In previous posts we have looked at different sorts of cotton and why we are especially interested in Kala cotton, the original Indian species. In this post we’d like to give you an idea of how the artisans of the Kutch region weave their cotton. 

Weavers use looms, and over the centuries different models have been designed. The Industrial Revolution saw the development of power looms, but traditional weavers use hand looms, and in Kutch the type of hand loom they use is called the pit loom.

Essentially, a loom is a device to interweave thread; more specifically a device to interweave threads that are at right angles to each other. The threads that run the length of a piece of cotton are called the warp, and the threads that run across the width of the cotton are called the weft. In Kutch the maximum length of the cotton that they weave is 50m, and the width is typically no wider than 112cm. The warp is stretched, and one end is attached to the loom. 

The pit loom, as the name suggests, is partially positioned over a pit, so that the weaver sits in the pit, and the warp is stretched parallel to the ground, and at a short distance above it.

How does the weaving process work?

There are three main actions: shedding, picking and battening; and these are common to all types of weave. Let’s start with the plain weave: that’s the weave that you’ll find in most of our selection of fabrics. The loom has two pedals (also called treadles), in the pit at the feet of the weaver. The pedals are attached to harnesses which in turn have heddles (or heals) attached to them. The harnesses hang above the warp and the heddles are suspended from them. The heddles are loops of string which have a single thread from the warp running through them. When the weaver pushes down on a pedal it raises the harness with the attached heddles which in turn raise the warp threads. Imagine that the threads from the warp are numbered. One of the two pedals raises the even numbered warp threads and the other pedal raises all the odd numbered warp threads. Pressing down on a pedal is called shedding because it creates a shed, a vertical space, between the raised and unraised warp threads. Once the shed has been opened, the weaver then has to pass the weft through it. 

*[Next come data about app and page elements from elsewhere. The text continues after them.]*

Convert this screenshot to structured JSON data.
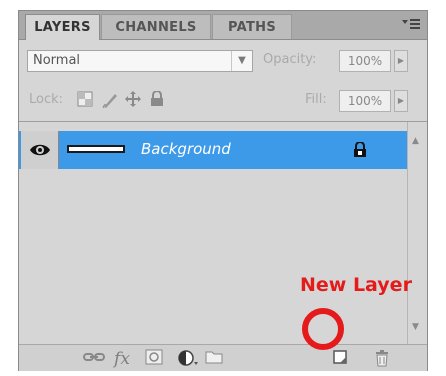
{
  "tabs": [
    {
      "label": "LAYERS",
      "active": true
    },
    {
      "label": "CHANNELS",
      "active": false
    },
    {
      "label": "PATHS",
      "active": false
    }
  ],
  "panel_menu_icon": "panel-menu-icon",
  "blend_mode": {
    "value": "Normal"
  },
  "opacity": {
    "label": "Opacity:",
    "value": "100%"
  },
  "lock": {
    "label": "Lock:",
    "icons": [
      "lock-transparent-icon",
      "lock-image-icon",
      "lock-position-icon",
      "lock-all-icon"
    ]
  },
  "fill": {
    "label": "Fill:",
    "value": "100%"
  },
  "layers": [
    {
      "name": "Background",
      "visible": true,
      "locked": true,
      "selected": true
    }
  ],
  "bottom_icons": [
    "link-layers-icon",
    "fx-icon",
    "mask-icon",
    "adjustment-layer-icon",
    "new-group-icon",
    "new-layer-icon",
    "delete-layer-icon"
  ],
  "bottom_text": {
    "fx": "fx"
  },
  "annotation": {
    "text": "New Layer",
    "color": "#e51b1b"
  },
  "colors": {
    "selection": "#3d9ae8",
    "panel": "#d6d6d6",
    "annotation": "#e51b1b"
  }
}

The weft thread is spun on a quill, a type of spool, which is then placed inside a shuttle. The shuttle is a wooden container which is pointed at both ends, like the hull of a canoe, to allow it to slide smoothly across the warp. In the past the weaver would have pushed the shuttle through the shed by hand. These days they use what is called a fly shuttle. There are two small loose boxes at each end of the weft which the shuttle fits into. These boxes have strings attached to them which are joined together in the middle of the loom. By holding the two strings and jerking to either the left or the right, the weaver can propel the shuttle across the width of the warp into the box on the opposite side. This action is called picking.

The next job is to maintain the tightness of the weft. This is done through battening. The tool to perform this action is called a reed. It looks a bit like a comb. The reed is positioned across the weft, perpendicular to the warp. And it holds each thread of the warp apart. After each picking the weaver pulls the reed towards themselves. Battening ensures that the weft, after it is propelled across the warp, is tightly pressed up against the previous weft thread and ensures that ultimately the fabric ends up strong and tightly woven.

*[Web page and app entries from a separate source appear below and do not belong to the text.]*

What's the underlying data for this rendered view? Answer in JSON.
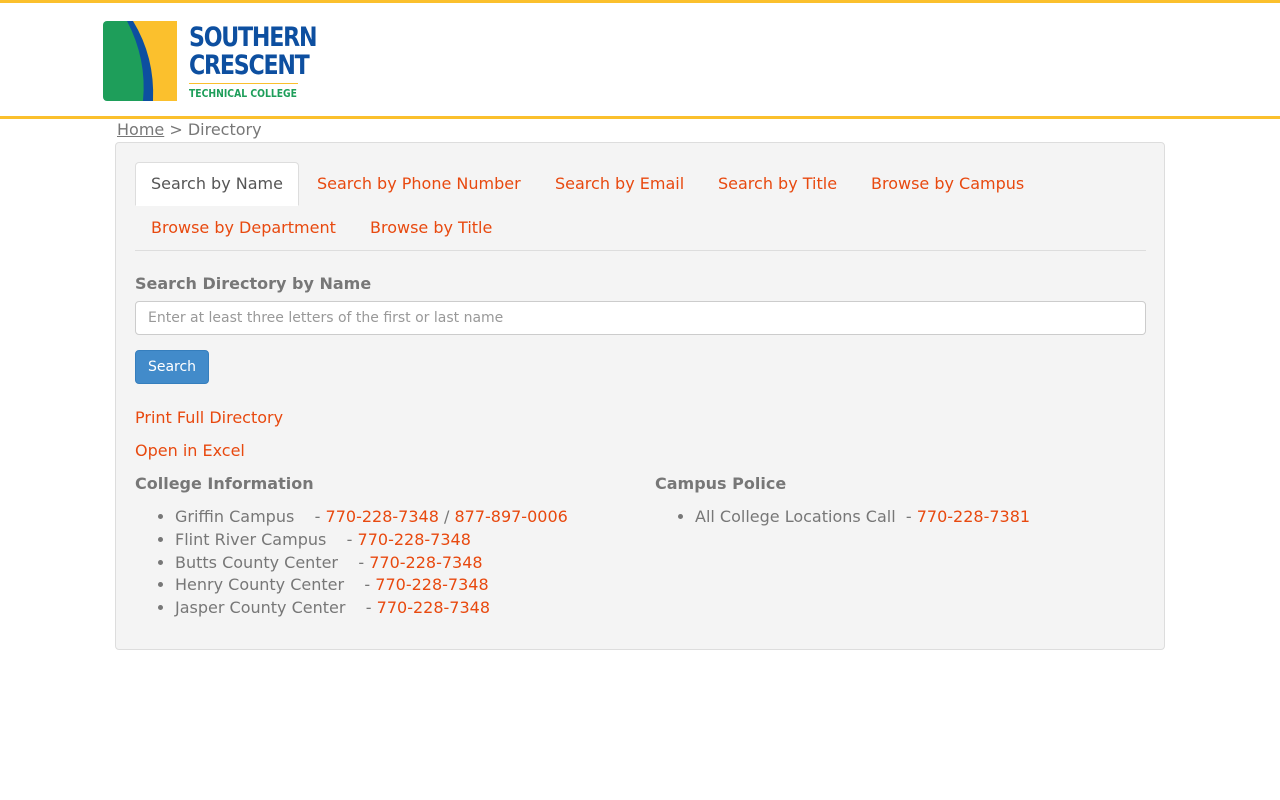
{
  "logo": {
    "line1": "SOUTHERN",
    "line2": "CRESCENT",
    "line3": "TECHNICAL COLLEGE",
    "colors": {
      "blue": "#0d4fa0",
      "green": "#1e9e5a",
      "yellow": "#fbc02d"
    }
  },
  "breadcrumb": {
    "home": "Home",
    "separator": ">",
    "current": "Directory"
  },
  "tabs": [
    {
      "label": "Search by Name",
      "active": true
    },
    {
      "label": "Search by Phone Number",
      "active": false
    },
    {
      "label": "Search by Email",
      "active": false
    },
    {
      "label": "Search by Title",
      "active": false
    },
    {
      "label": "Browse by Campus",
      "active": false
    },
    {
      "label": "Browse by Department",
      "active": false
    },
    {
      "label": "Browse by Title",
      "active": false
    }
  ],
  "search": {
    "heading": "Search Directory by Name",
    "placeholder": "Enter at least three letters of the first or last name",
    "value": "",
    "button": "Search"
  },
  "links": {
    "print": "Print Full Directory",
    "excel": "Open in Excel"
  },
  "college_info": {
    "heading": "College Information",
    "items": [
      {
        "name": "Griffin Campus",
        "sep": "-",
        "phone": "770-228-7348",
        "slash": "/",
        "phone2": "877-897-0006"
      },
      {
        "name": "Flint River Campus",
        "sep": "-",
        "phone": "770-228-7348"
      },
      {
        "name": "Butts County Center",
        "sep": "-",
        "phone": "770-228-7348"
      },
      {
        "name": "Henry County Center",
        "sep": "-",
        "phone": "770-228-7348"
      },
      {
        "name": "Jasper County Center",
        "sep": "-",
        "phone": "770-228-7348"
      }
    ]
  },
  "campus_police": {
    "heading": "Campus Police",
    "items": [
      {
        "name": "All College Locations Call",
        "sep": "-",
        "phone": "770-228-7381"
      }
    ]
  },
  "colors": {
    "accent": "#e8490f",
    "button": "#428bca",
    "header_line": "#fbc02d",
    "panel_bg": "#f4f4f4"
  }
}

How to create different designs in the weave?

We’ve now seen how plain weave is created, but how do weavers create different effects in their work?

First of all, yarn in different colours can be used. Either the warp, the weft or both can be dyed to create various designs. In our selection we have a simple striped design where half of the warp is of blue dyed yarn. We have red fabric where the warp is dyed but the weft is undyed. This creates a pink effect in the finished product. Similarly, a grey effect can be produced by using black thread in the same way.

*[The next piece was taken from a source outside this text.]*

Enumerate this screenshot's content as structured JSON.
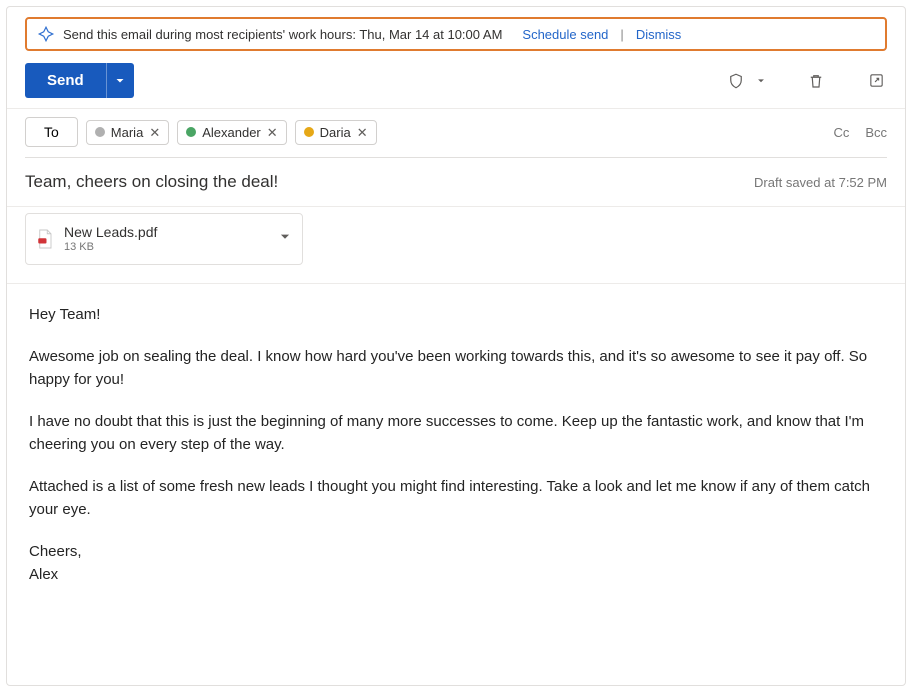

Another way to create a more subtle design is by changing the weave. For a plain weave every other warp thread is raised before the weft is passed through the shed. In order to produce different weaves, a different combination of warp threads is raised. For example, you can raise two adjacent warp threads, in other words two up and two down across the warp, called an irregular basket weave. This produces a fabric which feels slightly thicker and is less prone to creasing.

Another classic weave, which we also have on offer, is called twill. There are a number of different styles of twill. Generally a twill weave is notable for its diagonal lines. In order to weave twill the loom requires at least 3 pedals with each pedal raising different warp threads. So instead of alternating between two pedals, the weaver will use a repeating pattern of the pedals. For example; pedal 1 then 2, then 3. Or alternatively 1,2,3 followed by the reverse order: 3, 2, 1. There are many variations, with varying numbers of pedals. The resulting designs vary from zig zags (called herringbone) to diamond shapes.

Pit Loom

Harnesses, Heddles and Reed